What the exercise asks:
Nothing should be dropped or changed: copy every line of the listing.

=== Section Start ===

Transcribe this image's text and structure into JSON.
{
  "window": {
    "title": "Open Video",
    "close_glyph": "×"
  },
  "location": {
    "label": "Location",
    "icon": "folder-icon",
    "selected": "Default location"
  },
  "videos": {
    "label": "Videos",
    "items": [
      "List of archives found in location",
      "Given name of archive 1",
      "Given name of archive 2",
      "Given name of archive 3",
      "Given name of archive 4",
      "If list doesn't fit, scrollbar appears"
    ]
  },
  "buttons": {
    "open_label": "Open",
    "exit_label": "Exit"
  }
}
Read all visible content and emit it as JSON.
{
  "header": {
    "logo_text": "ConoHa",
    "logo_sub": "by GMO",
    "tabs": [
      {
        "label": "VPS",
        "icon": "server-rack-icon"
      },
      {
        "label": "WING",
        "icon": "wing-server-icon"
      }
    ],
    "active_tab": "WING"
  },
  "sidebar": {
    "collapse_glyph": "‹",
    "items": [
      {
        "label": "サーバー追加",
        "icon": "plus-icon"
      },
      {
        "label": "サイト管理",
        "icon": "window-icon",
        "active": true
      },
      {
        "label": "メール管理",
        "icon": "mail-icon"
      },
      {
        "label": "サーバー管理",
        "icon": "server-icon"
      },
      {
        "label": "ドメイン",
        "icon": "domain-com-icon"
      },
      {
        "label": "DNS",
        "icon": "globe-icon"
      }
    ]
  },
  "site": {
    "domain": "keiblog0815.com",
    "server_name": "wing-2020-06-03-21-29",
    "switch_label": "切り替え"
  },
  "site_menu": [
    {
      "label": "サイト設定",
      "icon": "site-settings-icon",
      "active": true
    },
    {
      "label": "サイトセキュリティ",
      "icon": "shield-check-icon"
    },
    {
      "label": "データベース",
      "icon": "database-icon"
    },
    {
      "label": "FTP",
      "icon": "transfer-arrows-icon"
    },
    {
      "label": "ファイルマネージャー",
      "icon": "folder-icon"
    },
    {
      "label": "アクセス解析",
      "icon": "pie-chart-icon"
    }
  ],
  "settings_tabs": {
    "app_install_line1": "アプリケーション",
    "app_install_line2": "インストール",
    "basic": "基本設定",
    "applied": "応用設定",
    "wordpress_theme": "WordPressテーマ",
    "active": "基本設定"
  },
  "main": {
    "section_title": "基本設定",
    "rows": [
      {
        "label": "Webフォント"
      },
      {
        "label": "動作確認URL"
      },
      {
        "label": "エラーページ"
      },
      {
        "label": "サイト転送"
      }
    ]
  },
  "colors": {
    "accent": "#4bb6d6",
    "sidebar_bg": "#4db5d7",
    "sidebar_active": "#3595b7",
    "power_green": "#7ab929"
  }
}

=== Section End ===

Exercise output:
Transcribe this image's text and structure into JSON.
{
  "window": {
    "title": "Open Video",
    "close_glyph": "×"
  },
  "location": {
    "label": "Location",
    "icon": "folder-icon",
    "selected": "Default location"
  },
  "videos": {
    "label": "Videos",
    "items": [
      "List of archives found in location",
      "Given name of archive 1",
      "Given name of archive 2",
      "Given name of archive 3",
      "Given name of archive 4",
      "If list doesn't fit, scrollbar appears"
    ]
  },
  "buttons": {
    "open_label": "Open",
    "exit_label": "Exit"
  }
}
Read all visible content and emit it as JSON.
{
  "header": {
    "logo_text": "ConoHa",
    "logo_sub": "by GMO",
    "tabs": [
      {
        "label": "VPS",
        "icon": "server-rack-icon"
      },
      {
        "label": "WING",
        "icon": "wing-server-icon"
      }
    ],
    "active_tab": "WING"
  },
  "sidebar": {
    "collapse_glyph": "‹",
    "items": [
      {
        "label": "サーバー追加",
        "icon": "plus-icon"
      },
      {
        "label": "サイト管理",
        "icon": "window-icon",
        "active": true
      },
      {
        "label": "メール管理",
        "icon": "mail-icon"
      },
      {
        "label": "サーバー管理",
        "icon": "server-icon"
      },
      {
        "label": "ドメイン",
        "icon": "domain-com-icon"
      },
      {
        "label": "DNS",
        "icon": "globe-icon"
      }
    ]
  },
  "site": {
    "domain": "keiblog0815.com",
    "server_name": "wing-2020-06-03-21-29",
    "switch_label": "切り替え"
  },
  "site_menu": [
    {
      "label": "サイト設定",
      "icon": "site-settings-icon",
      "active": true
    },
    {
      "label": "サイトセキュリティ",
      "icon": "shield-check-icon"
    },
    {
      "label": "データベース",
      "icon": "database-icon"
    },
    {
      "label": "FTP",
      "icon": "transfer-arrows-icon"
    },
    {
      "label": "ファイルマネージャー",
      "icon": "folder-icon"
    },
    {
      "label": "アクセス解析",
      "icon": "pie-chart-icon"
    }
  ],
  "settings_tabs": {
    "app_install_line1": "アプリケーション",
    "app_install_line2": "インストール",
    "basic": "基本設定",
    "applied": "応用設定",
    "wordpress_theme": "WordPressテーマ",
    "active": "基本設定"
  },
  "main": {
    "section_title": "基本設定",
    "rows": [
      {
        "label": "Webフォント"
      },
      {
        "label": "動作確認URL"
      },
      {
        "label": "エラーページ"
      },
      {
        "label": "サイト転送"
      }
    ]
  },
  "colors": {
    "accent": "#4bb6d6",
    "sidebar_bg": "#4db5d7",
    "sidebar_active": "#3595b7",
    "power_green": "#7ab929"
  }
}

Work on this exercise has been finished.